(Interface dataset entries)
━━━━
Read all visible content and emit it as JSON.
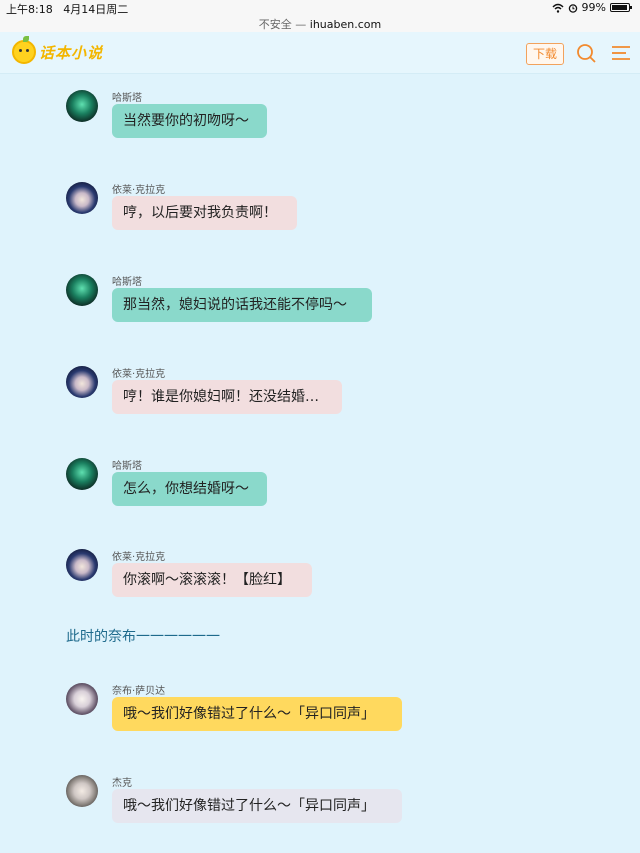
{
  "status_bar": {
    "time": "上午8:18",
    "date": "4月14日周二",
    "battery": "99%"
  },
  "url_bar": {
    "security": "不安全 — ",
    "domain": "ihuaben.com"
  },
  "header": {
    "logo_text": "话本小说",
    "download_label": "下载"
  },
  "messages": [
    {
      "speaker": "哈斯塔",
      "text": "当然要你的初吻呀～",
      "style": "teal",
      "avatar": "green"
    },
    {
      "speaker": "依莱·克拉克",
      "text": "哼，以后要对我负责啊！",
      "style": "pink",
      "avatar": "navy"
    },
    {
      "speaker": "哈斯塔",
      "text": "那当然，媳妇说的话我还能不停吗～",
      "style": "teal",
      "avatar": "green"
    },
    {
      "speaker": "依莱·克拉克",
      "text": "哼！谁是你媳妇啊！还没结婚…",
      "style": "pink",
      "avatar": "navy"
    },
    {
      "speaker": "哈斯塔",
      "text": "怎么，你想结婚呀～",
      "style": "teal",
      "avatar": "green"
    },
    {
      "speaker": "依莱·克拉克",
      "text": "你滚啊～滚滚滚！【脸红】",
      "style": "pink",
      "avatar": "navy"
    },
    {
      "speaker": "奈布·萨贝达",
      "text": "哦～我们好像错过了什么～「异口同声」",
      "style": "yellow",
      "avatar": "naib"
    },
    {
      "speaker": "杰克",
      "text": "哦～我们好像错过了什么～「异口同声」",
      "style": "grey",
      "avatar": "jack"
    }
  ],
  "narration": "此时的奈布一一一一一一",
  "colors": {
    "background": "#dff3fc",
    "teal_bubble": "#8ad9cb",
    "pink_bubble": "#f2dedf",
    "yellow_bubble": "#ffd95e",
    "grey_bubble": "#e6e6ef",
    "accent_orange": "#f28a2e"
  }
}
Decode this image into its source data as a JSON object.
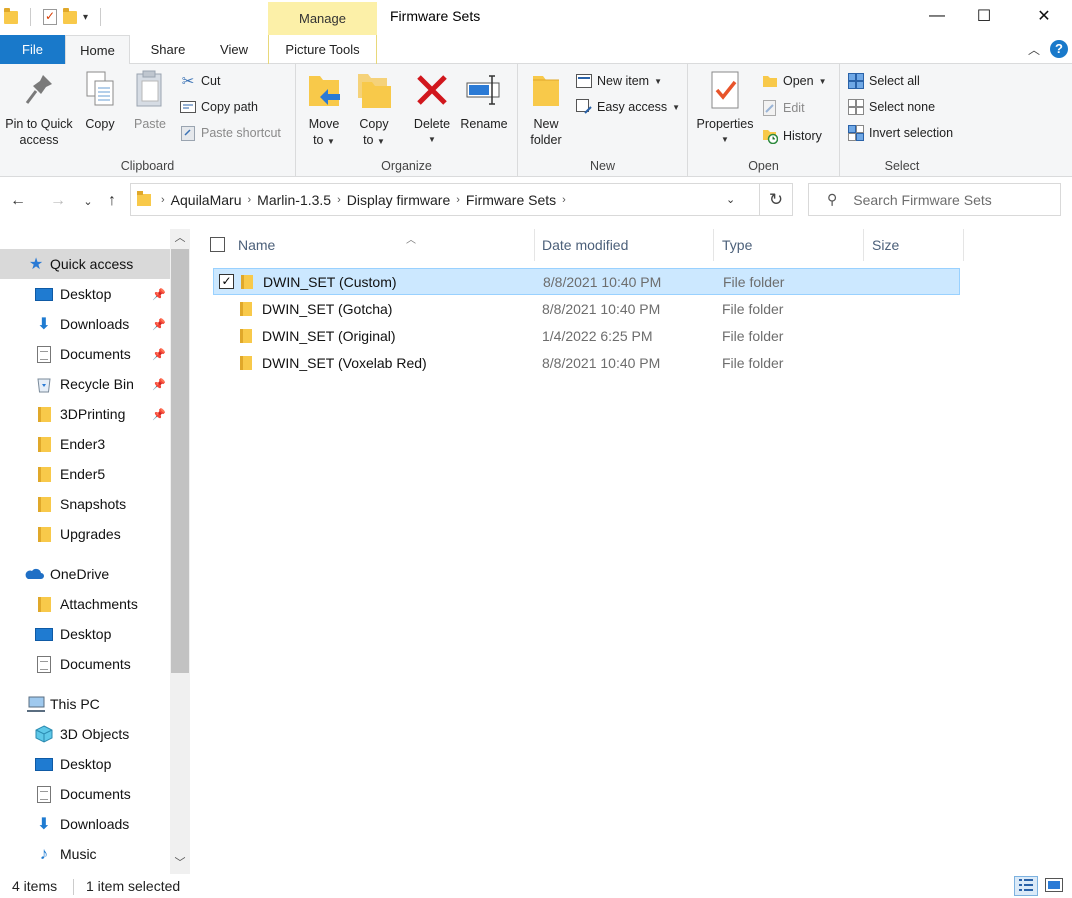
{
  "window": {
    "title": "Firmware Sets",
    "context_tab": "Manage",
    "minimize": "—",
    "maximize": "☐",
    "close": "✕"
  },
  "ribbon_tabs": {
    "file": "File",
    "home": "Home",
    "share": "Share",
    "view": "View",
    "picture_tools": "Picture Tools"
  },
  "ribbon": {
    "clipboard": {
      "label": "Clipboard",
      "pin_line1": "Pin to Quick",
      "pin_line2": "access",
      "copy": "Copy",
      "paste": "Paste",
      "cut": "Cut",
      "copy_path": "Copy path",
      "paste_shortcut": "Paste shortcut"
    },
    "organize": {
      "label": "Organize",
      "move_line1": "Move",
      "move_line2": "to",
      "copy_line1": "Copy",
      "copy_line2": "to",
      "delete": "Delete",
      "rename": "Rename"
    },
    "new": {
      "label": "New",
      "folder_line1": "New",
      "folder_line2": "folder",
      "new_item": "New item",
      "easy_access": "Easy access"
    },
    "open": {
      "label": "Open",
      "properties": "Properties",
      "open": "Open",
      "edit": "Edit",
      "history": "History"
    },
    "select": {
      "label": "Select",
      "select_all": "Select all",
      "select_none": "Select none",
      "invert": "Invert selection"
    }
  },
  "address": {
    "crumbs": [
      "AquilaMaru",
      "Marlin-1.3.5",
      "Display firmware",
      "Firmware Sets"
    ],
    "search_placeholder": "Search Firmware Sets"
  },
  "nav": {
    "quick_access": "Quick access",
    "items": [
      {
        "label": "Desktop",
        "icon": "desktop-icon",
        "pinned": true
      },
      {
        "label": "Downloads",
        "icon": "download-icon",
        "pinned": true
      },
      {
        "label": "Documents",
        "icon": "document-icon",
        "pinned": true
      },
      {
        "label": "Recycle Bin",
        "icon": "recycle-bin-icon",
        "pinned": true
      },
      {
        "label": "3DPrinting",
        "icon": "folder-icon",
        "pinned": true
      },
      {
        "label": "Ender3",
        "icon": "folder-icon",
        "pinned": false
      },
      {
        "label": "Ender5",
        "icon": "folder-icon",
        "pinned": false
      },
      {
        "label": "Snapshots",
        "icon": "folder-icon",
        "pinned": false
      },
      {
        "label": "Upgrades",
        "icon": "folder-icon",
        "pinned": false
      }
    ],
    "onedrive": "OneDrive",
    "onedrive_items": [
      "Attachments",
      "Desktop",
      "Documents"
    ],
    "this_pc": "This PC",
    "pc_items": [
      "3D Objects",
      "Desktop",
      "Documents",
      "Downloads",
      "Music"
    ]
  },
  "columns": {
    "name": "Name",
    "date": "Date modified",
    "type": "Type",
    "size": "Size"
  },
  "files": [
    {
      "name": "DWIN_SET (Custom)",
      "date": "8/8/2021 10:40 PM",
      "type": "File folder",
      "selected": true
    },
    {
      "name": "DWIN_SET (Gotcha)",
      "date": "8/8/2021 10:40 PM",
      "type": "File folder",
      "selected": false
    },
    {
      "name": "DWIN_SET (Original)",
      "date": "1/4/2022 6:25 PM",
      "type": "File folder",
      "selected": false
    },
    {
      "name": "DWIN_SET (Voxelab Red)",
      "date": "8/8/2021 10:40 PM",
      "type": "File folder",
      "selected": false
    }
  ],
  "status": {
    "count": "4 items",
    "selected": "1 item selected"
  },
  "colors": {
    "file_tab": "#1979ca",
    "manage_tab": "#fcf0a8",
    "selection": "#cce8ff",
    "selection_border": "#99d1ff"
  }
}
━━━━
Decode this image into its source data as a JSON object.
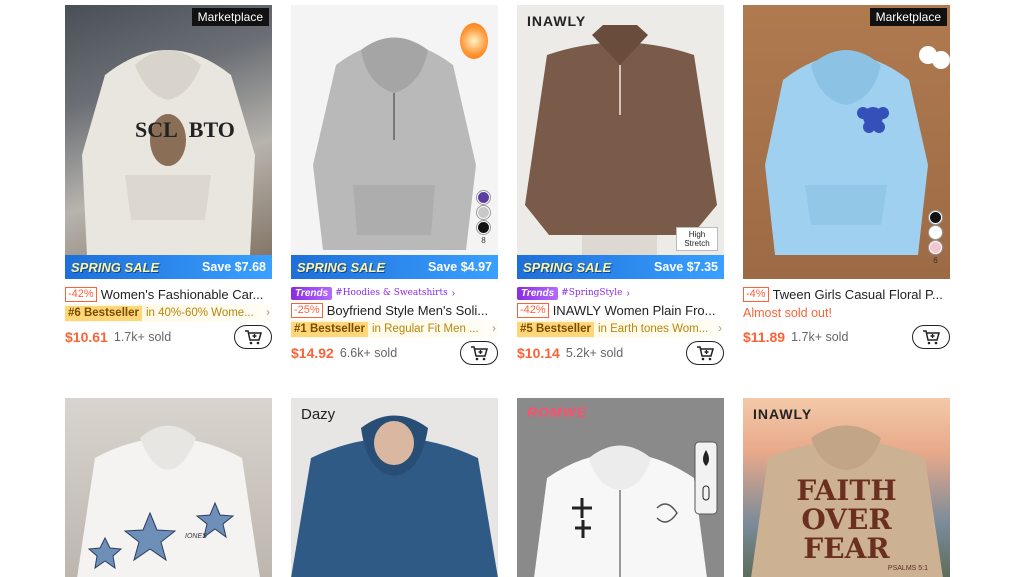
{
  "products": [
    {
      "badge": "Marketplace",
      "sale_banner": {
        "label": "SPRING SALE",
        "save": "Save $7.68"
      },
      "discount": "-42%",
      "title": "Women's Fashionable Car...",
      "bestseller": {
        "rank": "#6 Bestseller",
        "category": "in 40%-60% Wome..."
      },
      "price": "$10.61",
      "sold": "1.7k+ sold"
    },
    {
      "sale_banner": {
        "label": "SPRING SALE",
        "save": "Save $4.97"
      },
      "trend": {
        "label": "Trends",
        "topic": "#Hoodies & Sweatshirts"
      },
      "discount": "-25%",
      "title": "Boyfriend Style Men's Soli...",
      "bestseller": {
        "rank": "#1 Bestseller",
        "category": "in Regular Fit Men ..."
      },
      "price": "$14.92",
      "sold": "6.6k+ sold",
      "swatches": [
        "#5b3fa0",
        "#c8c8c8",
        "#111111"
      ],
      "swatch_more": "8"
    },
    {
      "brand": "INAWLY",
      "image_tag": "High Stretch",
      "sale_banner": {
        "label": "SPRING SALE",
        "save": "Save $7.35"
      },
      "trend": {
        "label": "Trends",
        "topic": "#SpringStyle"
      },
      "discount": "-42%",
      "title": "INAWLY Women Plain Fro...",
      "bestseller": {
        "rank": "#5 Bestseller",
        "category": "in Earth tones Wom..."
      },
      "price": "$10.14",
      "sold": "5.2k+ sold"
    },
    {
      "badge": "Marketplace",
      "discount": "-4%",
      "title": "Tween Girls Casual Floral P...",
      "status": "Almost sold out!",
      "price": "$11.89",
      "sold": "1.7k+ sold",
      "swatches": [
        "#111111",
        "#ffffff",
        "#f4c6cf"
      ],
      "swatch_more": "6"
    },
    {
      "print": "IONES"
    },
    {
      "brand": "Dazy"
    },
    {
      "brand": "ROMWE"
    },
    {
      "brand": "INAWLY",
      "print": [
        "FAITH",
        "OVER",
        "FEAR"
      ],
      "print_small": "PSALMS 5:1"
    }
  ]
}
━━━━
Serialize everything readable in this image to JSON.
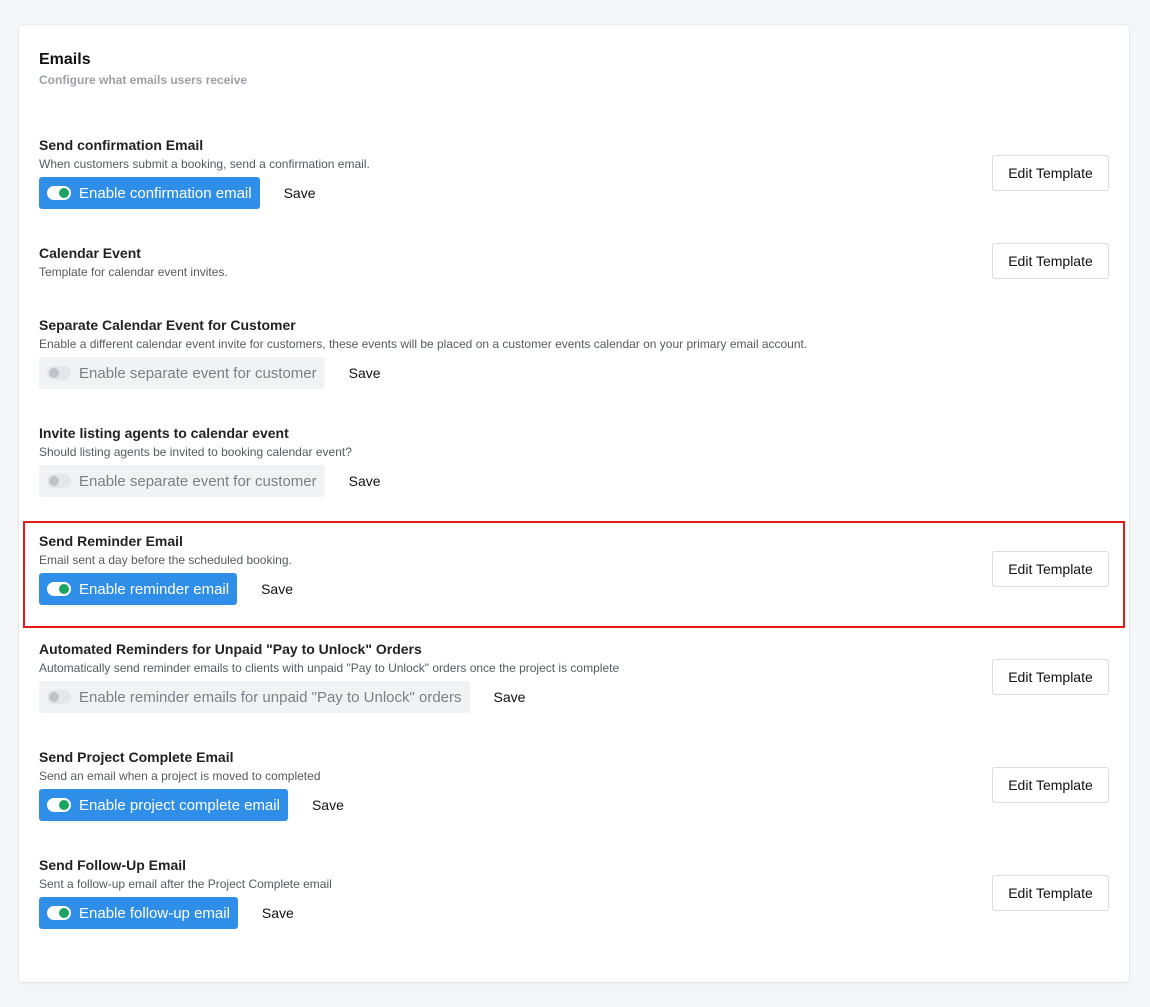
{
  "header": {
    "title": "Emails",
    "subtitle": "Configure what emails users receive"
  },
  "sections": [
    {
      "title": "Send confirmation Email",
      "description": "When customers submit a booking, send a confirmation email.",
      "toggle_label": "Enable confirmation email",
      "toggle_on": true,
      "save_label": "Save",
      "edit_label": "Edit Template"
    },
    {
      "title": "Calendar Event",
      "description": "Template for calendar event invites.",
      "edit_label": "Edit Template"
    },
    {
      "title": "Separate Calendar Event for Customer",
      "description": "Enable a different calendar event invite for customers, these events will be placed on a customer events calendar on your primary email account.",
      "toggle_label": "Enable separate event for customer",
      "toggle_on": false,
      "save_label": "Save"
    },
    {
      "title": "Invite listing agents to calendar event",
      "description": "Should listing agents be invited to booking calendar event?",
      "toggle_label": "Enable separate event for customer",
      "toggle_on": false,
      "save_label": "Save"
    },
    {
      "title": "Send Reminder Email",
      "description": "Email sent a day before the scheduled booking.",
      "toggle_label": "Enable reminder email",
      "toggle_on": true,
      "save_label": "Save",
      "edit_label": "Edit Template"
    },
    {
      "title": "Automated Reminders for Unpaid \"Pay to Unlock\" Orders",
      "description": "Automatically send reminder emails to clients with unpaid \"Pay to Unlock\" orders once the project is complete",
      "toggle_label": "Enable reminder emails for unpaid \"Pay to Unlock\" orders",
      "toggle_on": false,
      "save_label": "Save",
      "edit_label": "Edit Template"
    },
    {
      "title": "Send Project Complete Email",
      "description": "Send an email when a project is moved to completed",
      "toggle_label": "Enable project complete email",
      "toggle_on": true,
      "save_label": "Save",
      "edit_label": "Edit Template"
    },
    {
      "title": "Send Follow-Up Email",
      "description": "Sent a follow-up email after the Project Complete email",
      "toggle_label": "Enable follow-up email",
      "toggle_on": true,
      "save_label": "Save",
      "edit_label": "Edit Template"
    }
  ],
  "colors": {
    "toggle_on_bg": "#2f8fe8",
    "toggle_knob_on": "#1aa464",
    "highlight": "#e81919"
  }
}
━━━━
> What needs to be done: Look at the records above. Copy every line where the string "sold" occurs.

> Response to the task:
      "sold": "1.7k+ sold"
      "sold": "6.6k+ sold",
      "sold": "5.2k+ sold"
      "status": "Almost sold out!",
      "sold": "1.7k+ sold",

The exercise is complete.